California has passed – and the Governor has signed – the state’s first law on natural gas fracking – and neither the oil industry or environmental community are happy about it.
Starting next year, the state’s vast Monterey Shale reserve is officially open to regulated drilling: drillers must get a permit before they can frack and must notify neighbors; they must monitor ground water and air quality, and disclose the chemicals they use.
By 2015, state officials must complete a study that evaluates the risk of fracking.
The intention of the law is "increase transparency, accountability and protection of the public and the environment," according to State Senator Fran Pavely, who sponsored it. Actually, it is "so watered down as to be useless," says the LA Times in an editorial and the environmental community.

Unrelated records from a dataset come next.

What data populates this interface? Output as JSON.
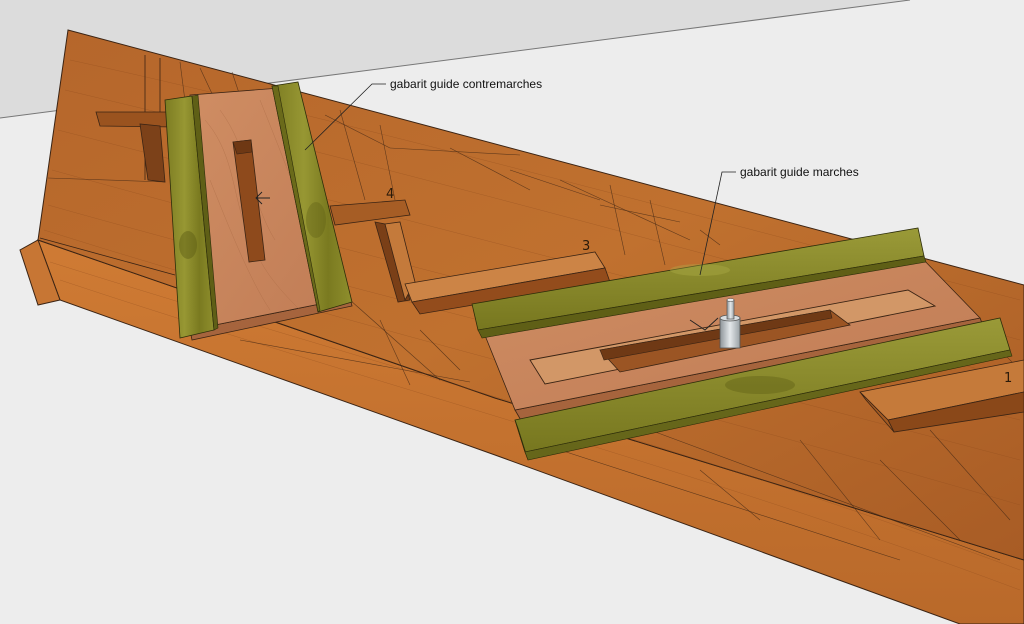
{
  "labels": {
    "riser_jig": "gabarit guide contremarches",
    "tread_jig": "gabarit guide marches"
  },
  "step_numbers": [
    "4",
    "3",
    "1"
  ],
  "colors": {
    "background": "#ffffff",
    "ground_plane": "#ebebeb",
    "backdrop": "#dcdcdc",
    "wood_top": "#b86a2e",
    "wood_side": "#c47230",
    "plywood": "#c9875f",
    "guide_rail": "#8c8c2a",
    "router_bit": "#bfc4c8"
  },
  "icons": [
    "router-bit-icon"
  ]
}
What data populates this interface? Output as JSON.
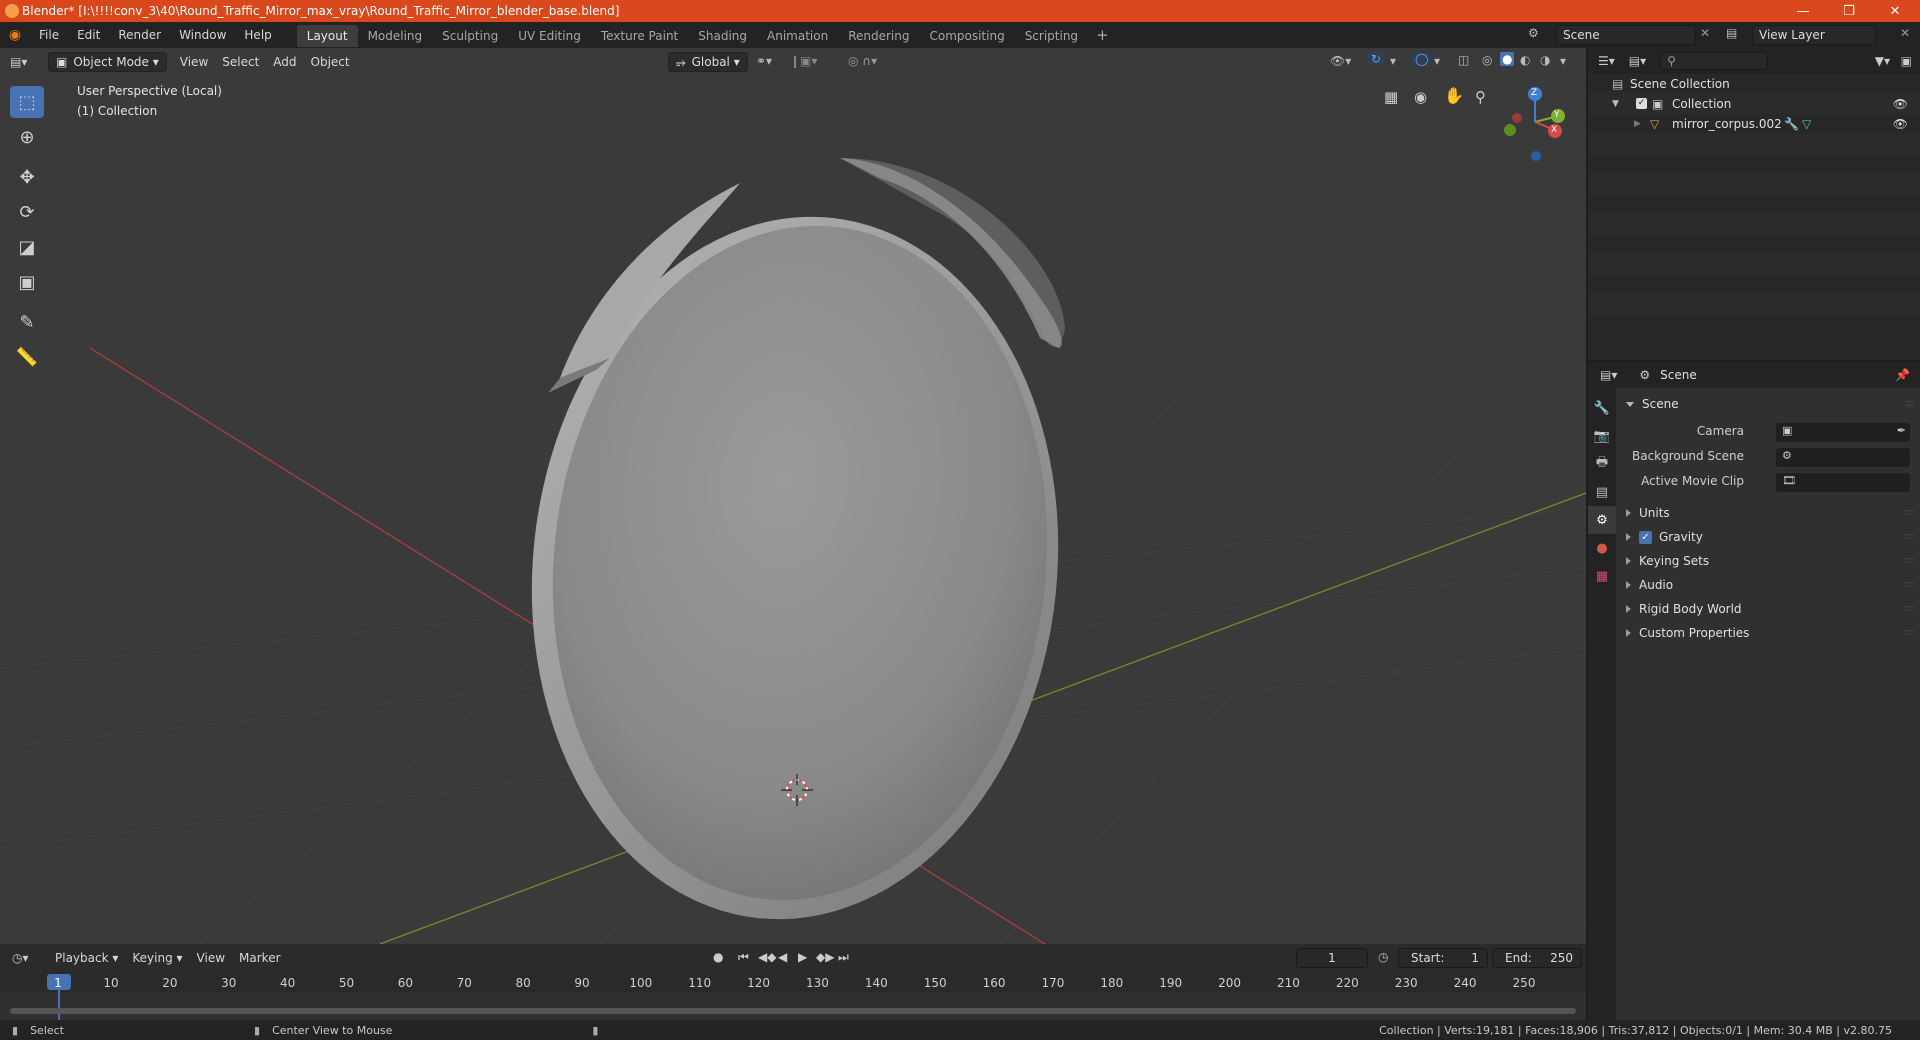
{
  "window": {
    "title": "Blender* [I:\\!!!!conv_3\\40\\Round_Traffic_Mirror_max_vray\\Round_Traffic_Mirror_blender_base.blend]"
  },
  "menu": [
    "File",
    "Edit",
    "Render",
    "Window",
    "Help"
  ],
  "workspaces": [
    "Layout",
    "Modeling",
    "Sculpting",
    "UV Editing",
    "Texture Paint",
    "Shading",
    "Animation",
    "Rendering",
    "Compositing",
    "Scripting"
  ],
  "active_workspace": "Layout",
  "scene_field": "Scene",
  "view_layer_field": "View Layer",
  "viewport": {
    "mode": "Object Mode",
    "menus": [
      "View",
      "Select",
      "Add",
      "Object"
    ],
    "transform_orientation": "Global",
    "info_line1": "User Perspective (Local)",
    "info_line2": "(1) Collection",
    "gizmo": {
      "z": "Z",
      "y": "Y",
      "x": "X"
    }
  },
  "outliner": {
    "root": "Scene Collection",
    "collection": "Collection",
    "object": "mirror_corpus.002"
  },
  "properties": {
    "header": "Scene",
    "section": "Scene",
    "fields": [
      {
        "label": "Camera"
      },
      {
        "label": "Background Scene"
      },
      {
        "label": "Active Movie Clip"
      }
    ],
    "panels": [
      "Units",
      "Gravity",
      "Keying Sets",
      "Audio",
      "Rigid Body World",
      "Custom Properties"
    ],
    "gravity_checked": true
  },
  "timeline": {
    "menus": [
      "Playback",
      "Keying",
      "View",
      "Marker"
    ],
    "current_frame": "1",
    "start_label": "Start:",
    "start": "1",
    "end_label": "End:",
    "end": "250",
    "ruler": [
      "1",
      "10",
      "20",
      "30",
      "40",
      "50",
      "60",
      "70",
      "80",
      "90",
      "100",
      "110",
      "120",
      "130",
      "140",
      "150",
      "160",
      "170",
      "180",
      "190",
      "200",
      "210",
      "220",
      "230",
      "240",
      "250"
    ]
  },
  "statusbar": {
    "left_action": "Select",
    "middle_action": "Center View to Mouse",
    "stats": "Collection | Verts:19,181 | Faces:18,906 | Tris:37,812 | Objects:0/1 | Mem: 30.4 MB | v2.80.75"
  },
  "colors": {
    "titlebar": "#d9481c",
    "accent": "#4772b3",
    "viewport_bg": "#3a3a3a",
    "x_axis": "#b03a3a",
    "y_axis": "#6f8f2a"
  }
}
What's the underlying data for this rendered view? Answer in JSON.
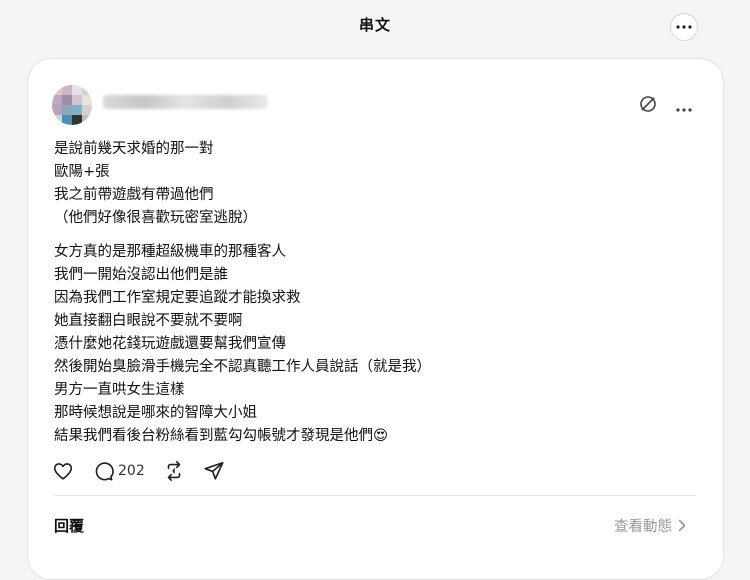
{
  "header": {
    "title": "串文"
  },
  "post": {
    "paragraphs": [
      [
        "是說前幾天求婚的那一對",
        "歐陽+張",
        "我之前帶遊戲有帶過他們",
        "（他們好像很喜歡玩密室逃脫）"
      ],
      [
        "女方真的是那種超級機車的那種客人",
        "我們一開始沒認出他們是誰",
        "因為我們工作室規定要追蹤才能換求救",
        "她直接翻白眼說不要就不要啊",
        "憑什麼她花錢玩遊戲還要幫我們宣傳",
        "然後開始臭臉滑手機完全不認真聽工作人員說話（就是我）",
        "男方一直哄女生這樣",
        "那時候想說是哪來的智障大小姐",
        "結果我們看後台粉絲看到藍勾勾帳號才發現是他們😍"
      ]
    ],
    "reply_count": "202",
    "icons": {
      "header_more": "more-horizontal-icon",
      "mute": "mute-icon",
      "post_more": "more-horizontal-icon",
      "like": "heart-icon",
      "comment": "comment-icon",
      "repost": "repost-icon",
      "share": "share-icon",
      "chevron": "chevron-right-icon"
    }
  },
  "replies": {
    "label": "回覆",
    "activity_link": "查看動態"
  },
  "colors": {
    "background": "#f5f5f5",
    "card": "#ffffff",
    "text": "#111111",
    "muted": "#999999",
    "border": "#e3e3e3"
  }
}
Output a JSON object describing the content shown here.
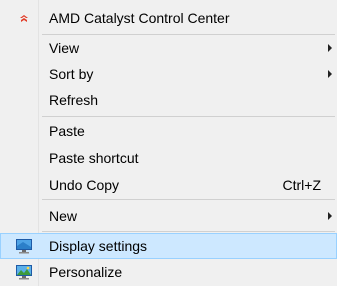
{
  "menu": {
    "items": [
      {
        "label": "AMD Catalyst Control Center",
        "icon": "amd-catalyst-icon"
      },
      {
        "label": "View",
        "submenu": true
      },
      {
        "label": "Sort by",
        "submenu": true
      },
      {
        "label": "Refresh"
      },
      {
        "label": "Paste"
      },
      {
        "label": "Paste shortcut"
      },
      {
        "label": "Undo Copy",
        "shortcut": "Ctrl+Z"
      },
      {
        "label": "New",
        "submenu": true
      },
      {
        "label": "Display settings",
        "icon": "display-settings-icon",
        "highlighted": true
      },
      {
        "label": "Personalize",
        "icon": "personalize-icon"
      }
    ]
  },
  "colors": {
    "menu_background": "#f0f0f0",
    "highlight_background": "#cde8ff",
    "highlight_border": "#99d1ff",
    "amd_icon": "#e23d28",
    "monitor_blue": "#2b7fc9"
  }
}
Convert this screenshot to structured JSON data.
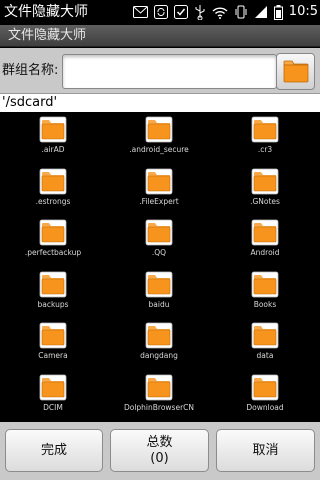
{
  "status_bar": {
    "app_title": "文件隐藏大师",
    "time": "10:5"
  },
  "title_bar": {
    "title": "文件隐藏大师"
  },
  "group": {
    "label": "群组名称:",
    "input_value": "",
    "input_placeholder": ""
  },
  "path": {
    "current": "'/sdcard'"
  },
  "folders": [
    ".airAD",
    ".android_secure",
    ".cr3",
    ".estrongs",
    ".FileExpert",
    ".GNotes",
    ".perfectbackup",
    ".QQ",
    "Android",
    "backups",
    "baidu",
    "Books",
    "Camera",
    "dangdang",
    "data",
    "DCIM",
    "DolphinBrowserCN",
    "Download",
    "",
    "",
    ""
  ],
  "buttons": {
    "done": "完成",
    "total_label": "总数",
    "total_count": "(0)",
    "cancel": "取消"
  },
  "colors": {
    "folder_orange": "#f7941d",
    "folder_tab": "#f9a94a",
    "folder_paper": "#ffffff"
  }
}
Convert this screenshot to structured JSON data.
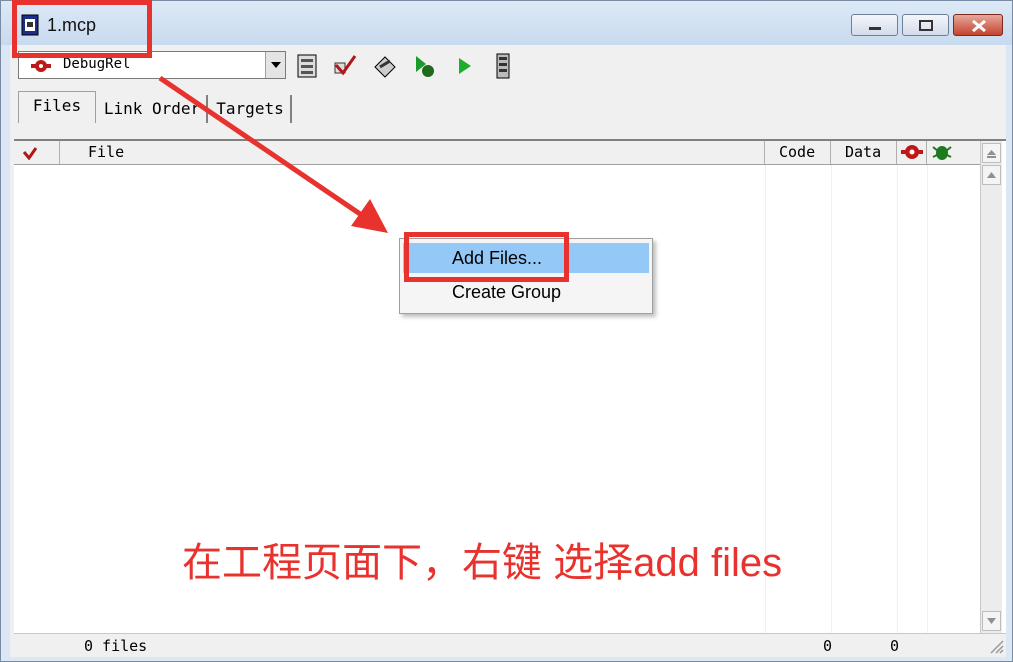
{
  "window": {
    "title": "1.mcp",
    "icon": "project-file-icon",
    "buttons": [
      "minimize-icon",
      "maximize-icon",
      "close-icon"
    ]
  },
  "toolbar": {
    "target_select": "DebugRel",
    "icons": [
      "target-settings-icon",
      "synchronize-icon",
      "make-icon",
      "debug-icon",
      "run-icon",
      "project-inspector-icon"
    ]
  },
  "tabs": [
    {
      "label": "Files",
      "active": true
    },
    {
      "label": "Link Order",
      "active": false
    },
    {
      "label": "Targets",
      "active": false
    }
  ],
  "file_list": {
    "columns": {
      "check_icon": "touch-check-icon",
      "file": "File",
      "code": "Code",
      "data": "Data",
      "debug_icon": "debug-column-icon",
      "bug_icon": "bug-column-icon"
    },
    "rows": []
  },
  "context_menu": {
    "items": [
      {
        "label": "Add Files...",
        "highlighted": true
      },
      {
        "label": "Create Group",
        "highlighted": false
      }
    ]
  },
  "status": {
    "files": "0 files",
    "code": "0",
    "data": "0"
  },
  "annotation": {
    "text": "在工程页面下，右键 选择add files",
    "color": "#e8322d"
  },
  "colors": {
    "highlight_red": "#e8322d",
    "menu_highlight": "#94c8f7",
    "titlebar": "#dce9f7"
  }
}
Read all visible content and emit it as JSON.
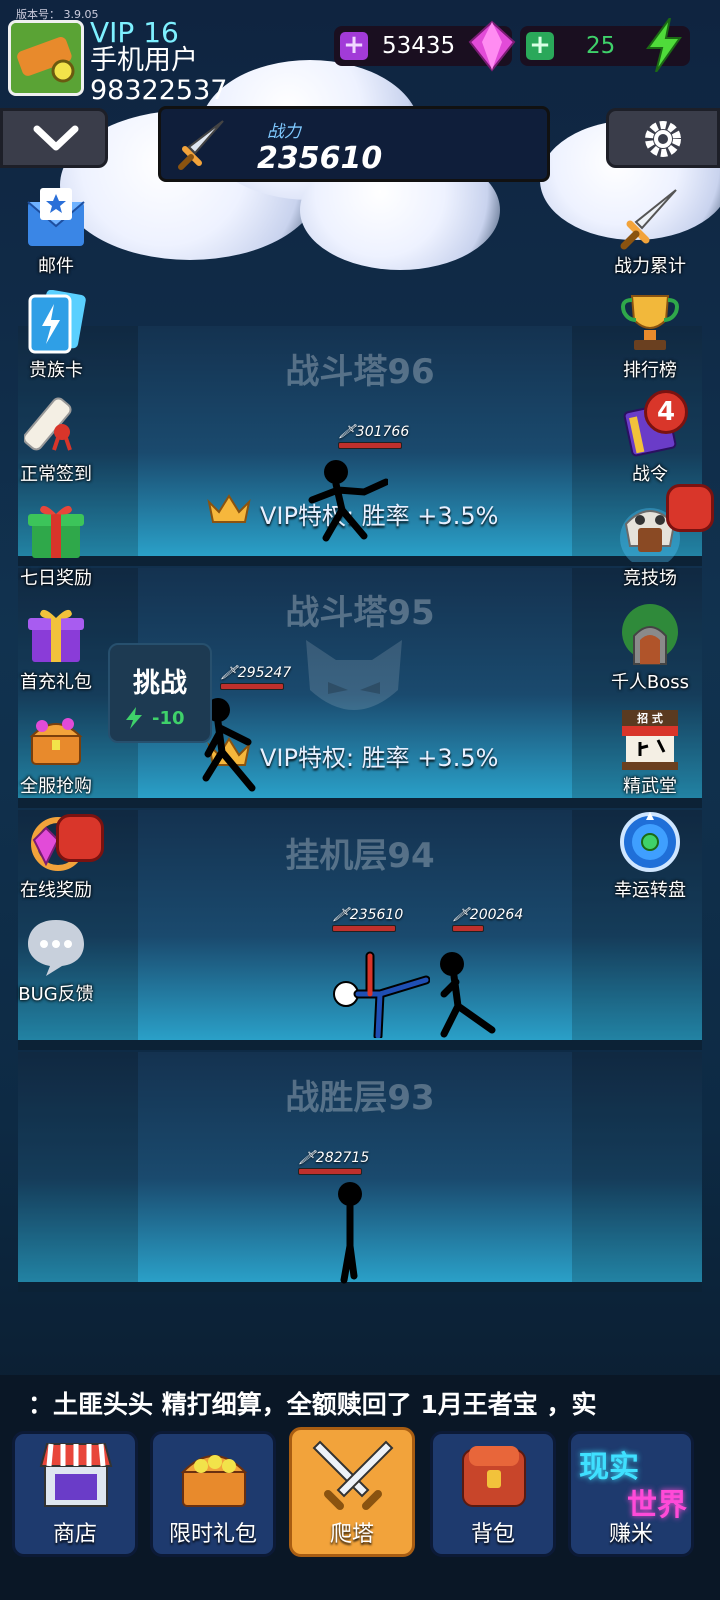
{
  "header": {
    "version": "版本号： 3.9.05",
    "vip": "VIP 16",
    "username": "手机用户98322537",
    "gems": "53435",
    "energy": "25"
  },
  "power": {
    "label": "战力",
    "value": "235610"
  },
  "left_menu": [
    {
      "label": "邮件",
      "icon": "mail-icon"
    },
    {
      "label": "贵族卡",
      "icon": "noble-card-icon"
    },
    {
      "label": "正常签到",
      "icon": "scroll-icon"
    },
    {
      "label": "七日奖励",
      "icon": "gift-icon"
    },
    {
      "label": "首充礼包",
      "icon": "purple-gift-icon"
    },
    {
      "label": "全服抢购",
      "icon": "treasure-chest-icon"
    },
    {
      "label": "在线奖励",
      "icon": "timer-gem-icon"
    },
    {
      "label": "BUG反馈",
      "icon": "chat-bubble-icon"
    }
  ],
  "right_menu": [
    {
      "label": "战力累计",
      "icon": "sword-icon"
    },
    {
      "label": "排行榜",
      "icon": "trophy-icon"
    },
    {
      "label": "战令",
      "icon": "book-icon",
      "badge": "4"
    },
    {
      "label": "竞技场",
      "icon": "skull-arena-icon"
    },
    {
      "label": "千人Boss",
      "icon": "tree-gate-icon"
    },
    {
      "label": "精武堂",
      "icon": "martial-hall-icon",
      "sign": "招 式"
    },
    {
      "label": "幸运转盘",
      "icon": "wheel-icon"
    }
  ],
  "floors": [
    {
      "title": "战斗塔96",
      "vip": "VIP特权: 胜率 +3.5%",
      "powers": [
        "301766"
      ]
    },
    {
      "title": "战斗塔95",
      "vip": "VIP特权: 胜率 +3.5%",
      "powers": [
        "295247"
      ]
    },
    {
      "title": "挂机层94",
      "powers": [
        "235610",
        "200264"
      ]
    },
    {
      "title": "战胜层93",
      "powers": [
        "282715"
      ]
    }
  ],
  "challenge": {
    "label": "挑战",
    "cost": "-10"
  },
  "ticker": "：土匪头头 精打细算，全额赎回了 1月王者宝 ，实",
  "nav": [
    {
      "label": "商店",
      "icon": "shop-icon"
    },
    {
      "label": "限时礼包",
      "icon": "chest-icon"
    },
    {
      "label": "爬塔",
      "icon": "crossed-swords-icon"
    },
    {
      "label": "背包",
      "icon": "backpack-icon"
    },
    {
      "label": "赚米",
      "icon": "real-world-icon",
      "logo_top": "现实",
      "logo_bottom": "世界"
    }
  ],
  "colors": {
    "accent": "#f2a33b",
    "vip": "#7ef0ff",
    "energy": "#3fd16a",
    "gem": "#e24bd8"
  }
}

As in New York, there should be a moratorium until potential impacts are known – not after the fact – and the law does nothing to protect the air and water or even against seismic activity in the earthquake-prone state, say anti-fracking activists and the LA Times.
But if these watered down regulations are too much for the natural gas industry, which got them diluted in the first place, but continues to push back against them
The map below, from the US Geological Survey, shows that 300 earthquakes equal or higher than magnitude 3.0 have occurred from 2010-2012, compared to a national average of 21 earthquakes a year from 1967-2000. Research links the greater frequency of earthquakes to oil and gas drilling.
75% of Californians say they’re concerned about fracking and over half favor a moratorium, according to a Natural Resource Defense Council poll. About 200,000 people have signed petitions to ban fracking in the state.
Unregulated fracking has been going on for years in California, mostly outside of Monterey Shale – which could contain 15.4 billion barrels of oil, two-thirds of US shale reserves. Some question how difficult it will be to exploit that enormous reserve, however. Besides being a hot spot for earthquakes, the disjointed land may be too unpredictable to make widespread drilling economical.
In a recent watershed decision on fracking, a federal judge – for the first time – ruled that leases auctioned in California were illegal because environmental impacts were not considered.
Although fracking is tied to a litany of environmental and health problems, add another to the list: what happens in the event of floods? That question is being answered in Colorado’s current "biblical" floods which have inundated oil fields. There are 50,000 oil and gas wells in the flooded area – early reports suggest a significant number have been impacted – will hydrocarbons and chemicals leach into the water?